InTrade may have gotten the Obamacare outcome horribly wrong, but it was spot on in predicting the Obama presidential victory. And if it has continued its accurately predictive ways, it will mean a lot of pain is in store for the market (if not so much the President) very shortly, because the online betting service, now only accessible to offshore based US residents just saw odds on a debt ceiling deal plunge to all time lows of 10% earlier today, before rebounding weakly to 16%. As a reminder, Harry Reid has said on numerous occasions that there will be no Fiscal Cliff resolution without a favorable debt ceiling outcome, which therefore means that according to InTrade the odds of a Fiscal Cliff getting done in 2012 have plunged to 16%, and the probability of a market tumble, as the cliff moving over to 2013 means a cornucopia of unintended consequences, is logically (1-16%).
US leaders see that this strategy has worked for EU leaders (those who went along with it are still in office, those who didn’t have been kicked out). And so they are now adopting a similar strategy with discussions on the fiscal cliff.
Tim Geithner's time is almost done, but the former NY Fed head is only one of very many whose position is expected to be replaced in Obama's second term (just so there is a non-continuous chain of command if and when the time comes for the people to demand an explanation for the state of the US economy from the talented Mr. Geithner). Who else is out and who is expected to be in? The following list attempts to cover all upcoming rotations at the top of the US cabinet.
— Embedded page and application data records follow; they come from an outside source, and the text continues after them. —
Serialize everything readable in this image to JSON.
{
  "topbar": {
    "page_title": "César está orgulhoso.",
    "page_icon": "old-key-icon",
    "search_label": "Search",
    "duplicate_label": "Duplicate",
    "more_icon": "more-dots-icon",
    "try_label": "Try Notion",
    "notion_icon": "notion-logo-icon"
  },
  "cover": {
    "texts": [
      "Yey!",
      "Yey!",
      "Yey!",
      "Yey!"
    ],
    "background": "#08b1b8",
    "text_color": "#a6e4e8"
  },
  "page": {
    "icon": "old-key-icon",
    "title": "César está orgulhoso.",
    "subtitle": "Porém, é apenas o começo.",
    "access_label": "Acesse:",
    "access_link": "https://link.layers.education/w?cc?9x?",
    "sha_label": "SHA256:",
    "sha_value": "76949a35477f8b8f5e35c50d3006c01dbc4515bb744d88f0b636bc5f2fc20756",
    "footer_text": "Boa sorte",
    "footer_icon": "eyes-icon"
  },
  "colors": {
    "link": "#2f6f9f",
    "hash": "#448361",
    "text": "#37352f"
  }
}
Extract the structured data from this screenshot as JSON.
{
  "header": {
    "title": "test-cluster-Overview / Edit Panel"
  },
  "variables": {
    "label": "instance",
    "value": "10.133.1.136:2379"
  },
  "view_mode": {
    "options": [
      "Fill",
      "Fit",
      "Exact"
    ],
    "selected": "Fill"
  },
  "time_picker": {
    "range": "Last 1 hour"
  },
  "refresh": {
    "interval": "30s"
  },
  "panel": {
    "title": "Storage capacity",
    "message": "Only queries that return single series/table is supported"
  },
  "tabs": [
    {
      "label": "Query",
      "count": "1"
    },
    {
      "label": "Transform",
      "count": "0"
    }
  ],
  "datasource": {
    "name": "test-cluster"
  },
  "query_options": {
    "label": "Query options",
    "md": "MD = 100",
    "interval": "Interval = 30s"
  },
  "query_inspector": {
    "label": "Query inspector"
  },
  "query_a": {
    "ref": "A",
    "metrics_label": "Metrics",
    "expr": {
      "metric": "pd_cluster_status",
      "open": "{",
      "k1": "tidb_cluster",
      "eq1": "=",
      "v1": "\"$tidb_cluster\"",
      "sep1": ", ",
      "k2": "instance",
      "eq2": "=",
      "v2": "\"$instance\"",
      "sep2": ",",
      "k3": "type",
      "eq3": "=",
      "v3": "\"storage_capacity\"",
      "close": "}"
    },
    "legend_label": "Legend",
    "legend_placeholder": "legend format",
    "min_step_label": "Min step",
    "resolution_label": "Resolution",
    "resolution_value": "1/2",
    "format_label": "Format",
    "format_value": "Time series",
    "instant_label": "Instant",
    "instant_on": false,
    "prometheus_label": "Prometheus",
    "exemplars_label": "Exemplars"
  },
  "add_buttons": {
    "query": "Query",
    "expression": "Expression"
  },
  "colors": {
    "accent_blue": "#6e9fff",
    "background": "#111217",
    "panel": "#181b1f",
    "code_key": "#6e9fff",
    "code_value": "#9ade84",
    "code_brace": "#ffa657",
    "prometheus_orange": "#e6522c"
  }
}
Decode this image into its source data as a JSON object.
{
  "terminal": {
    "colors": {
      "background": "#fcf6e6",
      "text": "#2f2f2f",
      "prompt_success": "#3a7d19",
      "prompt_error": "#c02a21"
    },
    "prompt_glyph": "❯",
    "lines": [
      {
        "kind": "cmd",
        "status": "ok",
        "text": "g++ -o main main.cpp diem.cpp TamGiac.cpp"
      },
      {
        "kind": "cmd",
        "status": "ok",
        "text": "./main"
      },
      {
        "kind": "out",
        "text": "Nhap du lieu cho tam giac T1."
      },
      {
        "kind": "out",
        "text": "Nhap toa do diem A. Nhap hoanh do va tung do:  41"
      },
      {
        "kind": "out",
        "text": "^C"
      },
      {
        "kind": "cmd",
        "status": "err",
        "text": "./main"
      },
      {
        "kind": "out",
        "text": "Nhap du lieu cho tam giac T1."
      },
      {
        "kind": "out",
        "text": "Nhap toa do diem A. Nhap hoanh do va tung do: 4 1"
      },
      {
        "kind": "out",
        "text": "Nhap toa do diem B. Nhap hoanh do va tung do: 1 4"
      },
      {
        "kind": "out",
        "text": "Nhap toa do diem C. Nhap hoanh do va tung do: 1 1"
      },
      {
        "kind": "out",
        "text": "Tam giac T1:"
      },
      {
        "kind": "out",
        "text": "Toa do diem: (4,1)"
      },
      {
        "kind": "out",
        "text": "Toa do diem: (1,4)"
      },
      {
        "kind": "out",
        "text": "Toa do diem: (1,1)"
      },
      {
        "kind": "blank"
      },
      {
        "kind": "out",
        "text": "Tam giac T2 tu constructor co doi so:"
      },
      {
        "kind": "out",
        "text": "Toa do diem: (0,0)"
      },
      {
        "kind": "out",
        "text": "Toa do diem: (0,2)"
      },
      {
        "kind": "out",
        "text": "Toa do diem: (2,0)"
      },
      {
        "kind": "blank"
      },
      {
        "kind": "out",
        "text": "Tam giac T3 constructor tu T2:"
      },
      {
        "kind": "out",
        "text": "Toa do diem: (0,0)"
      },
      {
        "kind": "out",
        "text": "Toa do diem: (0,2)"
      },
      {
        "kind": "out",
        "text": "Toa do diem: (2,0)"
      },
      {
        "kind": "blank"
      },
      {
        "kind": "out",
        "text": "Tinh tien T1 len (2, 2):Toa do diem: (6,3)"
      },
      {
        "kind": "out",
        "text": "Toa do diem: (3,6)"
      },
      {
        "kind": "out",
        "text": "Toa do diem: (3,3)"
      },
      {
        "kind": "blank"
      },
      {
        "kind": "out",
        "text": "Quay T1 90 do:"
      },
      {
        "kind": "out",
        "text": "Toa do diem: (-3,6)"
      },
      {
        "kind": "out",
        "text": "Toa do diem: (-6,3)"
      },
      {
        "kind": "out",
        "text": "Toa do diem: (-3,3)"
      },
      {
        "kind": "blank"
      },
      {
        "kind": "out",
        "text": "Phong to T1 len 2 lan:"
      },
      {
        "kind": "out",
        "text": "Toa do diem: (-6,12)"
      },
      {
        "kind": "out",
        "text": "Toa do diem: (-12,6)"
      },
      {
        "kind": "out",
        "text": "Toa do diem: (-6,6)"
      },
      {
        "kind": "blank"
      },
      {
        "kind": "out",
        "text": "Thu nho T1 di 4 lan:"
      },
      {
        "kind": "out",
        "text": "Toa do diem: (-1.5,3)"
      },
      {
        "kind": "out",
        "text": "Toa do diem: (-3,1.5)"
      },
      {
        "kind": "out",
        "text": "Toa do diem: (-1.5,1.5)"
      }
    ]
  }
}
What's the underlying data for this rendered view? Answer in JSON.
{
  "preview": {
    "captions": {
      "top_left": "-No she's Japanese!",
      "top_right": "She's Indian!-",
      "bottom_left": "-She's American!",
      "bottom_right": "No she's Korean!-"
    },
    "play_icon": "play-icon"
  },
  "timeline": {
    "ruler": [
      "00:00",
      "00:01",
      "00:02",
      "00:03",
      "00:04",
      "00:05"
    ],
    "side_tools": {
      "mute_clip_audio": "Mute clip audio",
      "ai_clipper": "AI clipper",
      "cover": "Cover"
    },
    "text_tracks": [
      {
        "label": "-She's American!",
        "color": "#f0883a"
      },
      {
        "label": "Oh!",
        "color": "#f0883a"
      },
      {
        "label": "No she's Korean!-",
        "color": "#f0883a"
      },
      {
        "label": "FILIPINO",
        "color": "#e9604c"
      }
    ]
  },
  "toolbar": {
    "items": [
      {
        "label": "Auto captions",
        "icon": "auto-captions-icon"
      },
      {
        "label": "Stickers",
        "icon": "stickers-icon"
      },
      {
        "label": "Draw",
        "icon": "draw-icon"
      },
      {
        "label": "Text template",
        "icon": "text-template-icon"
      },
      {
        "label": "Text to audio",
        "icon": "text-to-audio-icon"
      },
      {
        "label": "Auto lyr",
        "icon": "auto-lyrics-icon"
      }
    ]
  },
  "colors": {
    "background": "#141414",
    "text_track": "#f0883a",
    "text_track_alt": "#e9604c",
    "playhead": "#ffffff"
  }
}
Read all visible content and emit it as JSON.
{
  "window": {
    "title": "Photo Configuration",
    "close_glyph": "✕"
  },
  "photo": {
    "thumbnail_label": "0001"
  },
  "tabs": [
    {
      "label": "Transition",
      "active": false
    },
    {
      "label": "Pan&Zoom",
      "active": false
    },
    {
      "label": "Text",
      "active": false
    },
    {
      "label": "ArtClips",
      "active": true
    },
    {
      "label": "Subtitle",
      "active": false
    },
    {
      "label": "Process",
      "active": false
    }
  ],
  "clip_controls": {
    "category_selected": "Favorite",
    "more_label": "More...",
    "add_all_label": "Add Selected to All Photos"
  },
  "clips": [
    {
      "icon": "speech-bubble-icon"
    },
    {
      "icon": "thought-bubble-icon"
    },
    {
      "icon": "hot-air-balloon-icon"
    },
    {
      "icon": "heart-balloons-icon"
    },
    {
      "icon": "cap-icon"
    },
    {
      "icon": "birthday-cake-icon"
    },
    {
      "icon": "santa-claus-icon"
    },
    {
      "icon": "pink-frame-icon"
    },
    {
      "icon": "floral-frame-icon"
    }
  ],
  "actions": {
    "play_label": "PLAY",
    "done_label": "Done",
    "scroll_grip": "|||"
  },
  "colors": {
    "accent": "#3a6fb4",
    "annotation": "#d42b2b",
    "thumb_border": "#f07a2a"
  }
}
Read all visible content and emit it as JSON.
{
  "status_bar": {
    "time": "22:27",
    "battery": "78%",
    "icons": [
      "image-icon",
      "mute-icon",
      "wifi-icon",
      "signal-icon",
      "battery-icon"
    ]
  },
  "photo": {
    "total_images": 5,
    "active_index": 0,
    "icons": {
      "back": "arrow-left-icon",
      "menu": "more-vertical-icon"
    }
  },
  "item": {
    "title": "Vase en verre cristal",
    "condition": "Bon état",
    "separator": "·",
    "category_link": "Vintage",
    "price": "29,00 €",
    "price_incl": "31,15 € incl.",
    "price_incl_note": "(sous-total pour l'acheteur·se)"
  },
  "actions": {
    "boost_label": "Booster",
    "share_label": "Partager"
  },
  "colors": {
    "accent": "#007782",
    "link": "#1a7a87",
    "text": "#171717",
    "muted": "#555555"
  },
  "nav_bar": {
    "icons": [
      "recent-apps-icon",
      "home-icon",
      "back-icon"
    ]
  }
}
What is not attempted is a prediction of where in the private sector people such as Geithner will end up: that is considered largely self-explanatory.
The market continues to track the same pattern it performed going into the failed debt ceiling talks of July 2011. As you’ll recall, then as is the case now, US politicians failed to reach a credible solution to the US’s debt problems. What followed was a credit rating downgrade and a market collapse.
Since the 2nd Liberty Act of 1917 birthed the debt ceiling, due to issues financing USA's entry into World War I, CNBC's Rick Santelli notes that there has been many documented 'violations'. However, as Rick so vociferously points out President Obama's comment yesterday on the debt limit and highlights the fact that "to have an unlimited amount of money to call upon is too much power power for one person. It's always in our country been about checks and balances but I think this administration just wants more checks and no balancing of the checkbook." Rick is right, of course, and the current diatribe from Geithner and Obama yesterday on the possible 'removal' of the debt limit beggars belief - and yet has become a negotiating point to be 'traded'. While some argue the premise of the debt limit for a reserve currency nation is nonsense, Santelli sums it perfectly in ten little words: "Debt Ceiling Is Not The Problem. Debt Is The Problem," adding the debt ceiling, as we have pointed out regularly, is an important (perhaps the most important) issue facing us currently (and inseparable from the supposed 'austerity' of the fiscal cliff - lower spending growth not lower spending).